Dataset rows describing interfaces
BEGIN

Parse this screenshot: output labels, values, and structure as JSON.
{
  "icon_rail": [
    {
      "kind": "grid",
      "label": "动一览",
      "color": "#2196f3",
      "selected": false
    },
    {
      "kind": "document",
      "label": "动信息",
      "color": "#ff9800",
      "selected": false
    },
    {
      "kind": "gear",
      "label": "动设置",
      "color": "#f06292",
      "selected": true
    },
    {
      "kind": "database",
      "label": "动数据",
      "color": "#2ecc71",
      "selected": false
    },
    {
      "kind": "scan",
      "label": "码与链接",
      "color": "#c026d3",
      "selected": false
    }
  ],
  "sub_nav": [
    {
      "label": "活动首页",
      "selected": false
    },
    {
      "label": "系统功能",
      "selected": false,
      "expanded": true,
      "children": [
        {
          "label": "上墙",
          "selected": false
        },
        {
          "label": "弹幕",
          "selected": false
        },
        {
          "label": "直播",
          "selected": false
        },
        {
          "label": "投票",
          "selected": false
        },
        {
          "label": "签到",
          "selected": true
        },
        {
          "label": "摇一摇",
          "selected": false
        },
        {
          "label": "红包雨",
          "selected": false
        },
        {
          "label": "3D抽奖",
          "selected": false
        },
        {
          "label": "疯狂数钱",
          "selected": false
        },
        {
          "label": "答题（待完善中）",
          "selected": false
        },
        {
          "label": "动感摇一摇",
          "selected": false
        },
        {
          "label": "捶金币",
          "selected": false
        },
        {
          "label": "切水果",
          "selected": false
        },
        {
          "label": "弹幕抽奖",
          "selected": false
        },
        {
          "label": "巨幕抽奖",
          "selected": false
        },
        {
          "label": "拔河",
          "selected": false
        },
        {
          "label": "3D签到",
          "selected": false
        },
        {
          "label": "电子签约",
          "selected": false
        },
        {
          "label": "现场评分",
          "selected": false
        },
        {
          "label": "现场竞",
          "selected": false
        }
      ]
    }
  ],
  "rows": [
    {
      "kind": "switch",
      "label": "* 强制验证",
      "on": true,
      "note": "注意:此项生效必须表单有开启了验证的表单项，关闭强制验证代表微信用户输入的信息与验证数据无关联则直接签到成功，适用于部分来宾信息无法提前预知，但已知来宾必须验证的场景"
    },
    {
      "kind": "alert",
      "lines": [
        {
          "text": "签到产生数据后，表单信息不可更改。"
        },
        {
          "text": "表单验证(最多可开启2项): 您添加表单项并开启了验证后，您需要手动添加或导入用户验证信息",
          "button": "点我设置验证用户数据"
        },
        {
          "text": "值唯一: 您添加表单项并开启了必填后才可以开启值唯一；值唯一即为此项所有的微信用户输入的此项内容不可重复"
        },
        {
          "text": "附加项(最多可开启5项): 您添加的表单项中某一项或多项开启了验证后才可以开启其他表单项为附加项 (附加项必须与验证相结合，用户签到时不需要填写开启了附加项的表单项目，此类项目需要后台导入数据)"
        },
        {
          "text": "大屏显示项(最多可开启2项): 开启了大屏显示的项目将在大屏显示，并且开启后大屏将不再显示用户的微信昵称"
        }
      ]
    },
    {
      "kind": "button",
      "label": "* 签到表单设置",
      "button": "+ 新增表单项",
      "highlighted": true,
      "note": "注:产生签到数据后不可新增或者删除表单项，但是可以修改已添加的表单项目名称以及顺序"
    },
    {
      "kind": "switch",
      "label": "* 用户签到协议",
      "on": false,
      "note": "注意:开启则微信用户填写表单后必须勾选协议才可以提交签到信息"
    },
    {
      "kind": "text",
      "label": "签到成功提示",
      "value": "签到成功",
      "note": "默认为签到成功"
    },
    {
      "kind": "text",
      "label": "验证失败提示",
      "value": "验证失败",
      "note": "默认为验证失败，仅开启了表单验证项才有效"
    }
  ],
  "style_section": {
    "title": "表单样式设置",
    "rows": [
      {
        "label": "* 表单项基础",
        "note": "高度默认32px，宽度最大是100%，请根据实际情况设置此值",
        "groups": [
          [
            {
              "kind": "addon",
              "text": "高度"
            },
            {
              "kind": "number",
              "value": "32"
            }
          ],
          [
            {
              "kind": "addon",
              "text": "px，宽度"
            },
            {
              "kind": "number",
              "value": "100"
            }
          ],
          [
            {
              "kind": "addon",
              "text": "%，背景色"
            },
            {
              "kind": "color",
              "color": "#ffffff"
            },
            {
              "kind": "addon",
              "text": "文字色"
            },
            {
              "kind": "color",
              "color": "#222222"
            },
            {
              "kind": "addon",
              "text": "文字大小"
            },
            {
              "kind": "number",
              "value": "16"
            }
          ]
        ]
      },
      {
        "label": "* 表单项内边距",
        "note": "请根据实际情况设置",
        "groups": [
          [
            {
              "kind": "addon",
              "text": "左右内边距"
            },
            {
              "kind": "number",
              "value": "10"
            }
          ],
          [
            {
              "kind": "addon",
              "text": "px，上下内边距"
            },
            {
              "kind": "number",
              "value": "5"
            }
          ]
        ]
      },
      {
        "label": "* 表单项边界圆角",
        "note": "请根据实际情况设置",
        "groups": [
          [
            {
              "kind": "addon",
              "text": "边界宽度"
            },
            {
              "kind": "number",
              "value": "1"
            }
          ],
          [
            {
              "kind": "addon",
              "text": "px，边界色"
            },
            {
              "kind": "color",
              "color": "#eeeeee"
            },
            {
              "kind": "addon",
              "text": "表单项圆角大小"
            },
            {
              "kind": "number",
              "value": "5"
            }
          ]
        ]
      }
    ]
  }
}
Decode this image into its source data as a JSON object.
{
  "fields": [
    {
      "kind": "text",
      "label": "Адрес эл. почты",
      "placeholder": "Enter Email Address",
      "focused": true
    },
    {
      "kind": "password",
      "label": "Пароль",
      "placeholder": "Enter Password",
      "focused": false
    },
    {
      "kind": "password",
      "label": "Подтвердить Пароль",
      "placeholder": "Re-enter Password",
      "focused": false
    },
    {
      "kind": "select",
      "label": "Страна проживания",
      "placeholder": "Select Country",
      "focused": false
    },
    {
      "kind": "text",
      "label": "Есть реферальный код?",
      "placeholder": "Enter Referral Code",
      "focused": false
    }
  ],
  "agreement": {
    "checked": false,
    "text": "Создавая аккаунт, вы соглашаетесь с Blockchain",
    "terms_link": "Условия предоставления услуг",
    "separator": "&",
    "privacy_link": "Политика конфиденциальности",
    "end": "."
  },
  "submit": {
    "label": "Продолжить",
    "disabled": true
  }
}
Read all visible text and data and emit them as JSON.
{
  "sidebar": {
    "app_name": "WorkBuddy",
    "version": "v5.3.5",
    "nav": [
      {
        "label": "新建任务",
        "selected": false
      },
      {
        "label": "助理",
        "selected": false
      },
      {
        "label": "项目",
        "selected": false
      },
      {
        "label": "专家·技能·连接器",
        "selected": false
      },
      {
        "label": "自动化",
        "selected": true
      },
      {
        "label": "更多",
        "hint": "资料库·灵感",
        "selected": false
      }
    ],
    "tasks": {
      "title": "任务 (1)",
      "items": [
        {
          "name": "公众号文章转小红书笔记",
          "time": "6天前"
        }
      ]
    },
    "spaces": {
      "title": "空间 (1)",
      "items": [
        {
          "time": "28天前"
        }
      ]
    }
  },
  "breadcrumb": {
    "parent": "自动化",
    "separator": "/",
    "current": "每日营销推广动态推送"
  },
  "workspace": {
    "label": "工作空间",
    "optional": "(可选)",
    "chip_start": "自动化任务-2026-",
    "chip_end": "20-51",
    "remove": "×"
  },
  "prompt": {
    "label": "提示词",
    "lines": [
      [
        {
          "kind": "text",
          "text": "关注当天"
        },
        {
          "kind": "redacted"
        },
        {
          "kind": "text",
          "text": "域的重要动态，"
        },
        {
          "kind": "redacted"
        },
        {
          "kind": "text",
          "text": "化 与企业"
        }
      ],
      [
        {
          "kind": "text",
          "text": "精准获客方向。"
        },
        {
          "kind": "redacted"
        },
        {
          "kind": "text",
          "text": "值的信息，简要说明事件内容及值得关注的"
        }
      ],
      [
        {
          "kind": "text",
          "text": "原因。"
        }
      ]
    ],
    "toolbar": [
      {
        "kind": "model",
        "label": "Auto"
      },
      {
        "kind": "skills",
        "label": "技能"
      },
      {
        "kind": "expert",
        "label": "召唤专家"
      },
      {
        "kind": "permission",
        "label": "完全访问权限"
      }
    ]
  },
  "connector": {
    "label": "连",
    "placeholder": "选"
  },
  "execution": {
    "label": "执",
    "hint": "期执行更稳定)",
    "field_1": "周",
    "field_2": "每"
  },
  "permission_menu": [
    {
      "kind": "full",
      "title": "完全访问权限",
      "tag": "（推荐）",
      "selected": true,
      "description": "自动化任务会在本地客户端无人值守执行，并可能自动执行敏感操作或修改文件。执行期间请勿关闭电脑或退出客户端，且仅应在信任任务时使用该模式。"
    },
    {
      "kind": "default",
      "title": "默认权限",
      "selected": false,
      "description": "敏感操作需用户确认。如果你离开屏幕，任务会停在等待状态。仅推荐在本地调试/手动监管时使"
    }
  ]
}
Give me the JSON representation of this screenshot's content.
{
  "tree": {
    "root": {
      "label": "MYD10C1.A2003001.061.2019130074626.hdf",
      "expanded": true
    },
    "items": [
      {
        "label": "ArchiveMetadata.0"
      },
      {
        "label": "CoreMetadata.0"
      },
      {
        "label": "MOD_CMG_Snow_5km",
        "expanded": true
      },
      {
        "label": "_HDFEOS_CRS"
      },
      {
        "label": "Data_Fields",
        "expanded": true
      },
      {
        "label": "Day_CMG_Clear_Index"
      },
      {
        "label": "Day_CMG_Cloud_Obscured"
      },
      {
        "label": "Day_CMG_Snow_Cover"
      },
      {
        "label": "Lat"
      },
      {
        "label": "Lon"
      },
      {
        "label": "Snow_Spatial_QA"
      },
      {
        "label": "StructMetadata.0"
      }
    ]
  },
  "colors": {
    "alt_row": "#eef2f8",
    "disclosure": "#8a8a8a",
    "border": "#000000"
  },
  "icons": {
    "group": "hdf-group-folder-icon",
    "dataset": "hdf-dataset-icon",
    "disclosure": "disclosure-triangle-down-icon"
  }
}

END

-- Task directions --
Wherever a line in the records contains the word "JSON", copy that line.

-- The answer --
Parse this screenshot: output labels, values, and structure as JSON.
Decode this image into its source data as a JSON object.
Read all visible text and data and emit them as JSON.
Give me the JSON representation of this screenshot's content.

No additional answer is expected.